OCEANSIDE, Calif. (KGTV) -- The mother of one of the 15 Marines injured in a fiery training accident at Camp Pendleton said she panicked when she learned her son was one of the wounded.
“It made my heart hurt to see him for sure, you know, with his face all burnet and knowing how bad burns hurt,” said J.R. Koontz, mother of Marine Samuel Koontz.
Fifteen members of Charlie Company with the 1st Battalion, 1st Marine 3rd Amphibious Assault Battalion were hurt when the AAV they were in exploded during a training exercise on land.
A photo posted to social media shows an AAV in a ditch engulfed in flames.
“He’s burnt on his face, and his ear and his hand. And he’s got a few abrasions here and there,” J.R. Koontz said of her son, who was released from the hospital. “He seems to be healing pretty well."
J.R. Koontz said she flew to San Diego the morning after the accident and visited her son at UCSD Medical Center in Hillcrest.

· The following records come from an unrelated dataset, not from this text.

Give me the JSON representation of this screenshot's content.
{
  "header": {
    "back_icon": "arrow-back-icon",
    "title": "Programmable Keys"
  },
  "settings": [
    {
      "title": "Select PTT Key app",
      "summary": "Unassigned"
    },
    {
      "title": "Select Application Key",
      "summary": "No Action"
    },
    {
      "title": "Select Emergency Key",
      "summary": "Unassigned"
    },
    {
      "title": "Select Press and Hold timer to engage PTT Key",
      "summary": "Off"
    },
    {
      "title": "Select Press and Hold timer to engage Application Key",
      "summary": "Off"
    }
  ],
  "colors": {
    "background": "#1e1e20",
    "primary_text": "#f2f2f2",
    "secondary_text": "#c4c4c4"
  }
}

“It was really comforting because there was like eight Marines there in uniform. They stood there all night. They never leave him alone,” she said.
Samuel Koontz posted on Facebook he has second and third-degree burns to his face but won’t have permanent scars.
He wrote the vehicle, also called a Track, “Exploded and the track caught fire, me and my squad exited out multiple ways some being injured more than others. Me and some of my squad mates got out and went back to pull the rest of our brothers out that couldn’t do it for themselves for various reasons.”
He also asks people to pray for the Marines still hospitalized and some badly injured.
“it’s just kind of a traumatic thing I think when you go through something like that,” J.R. Koontz said. “I believe they put all the guys that were hurt in the accident in the wounded warrior battalion so that gives them time to go over what happened."
The Marine Corps is not paying the flights and hotel stays for the families visiting the injured Marines. The Newport Beach 1st Marines 1st Battalion Foundation is picking up those bills to help the families.
“They paid for our hotel when we were up there and our flight to get back,” she said on the phone from her home in Washington state. “That was really unexpected and really, really nice.”
If you would like to donate, the Foundation asks you do so on their website.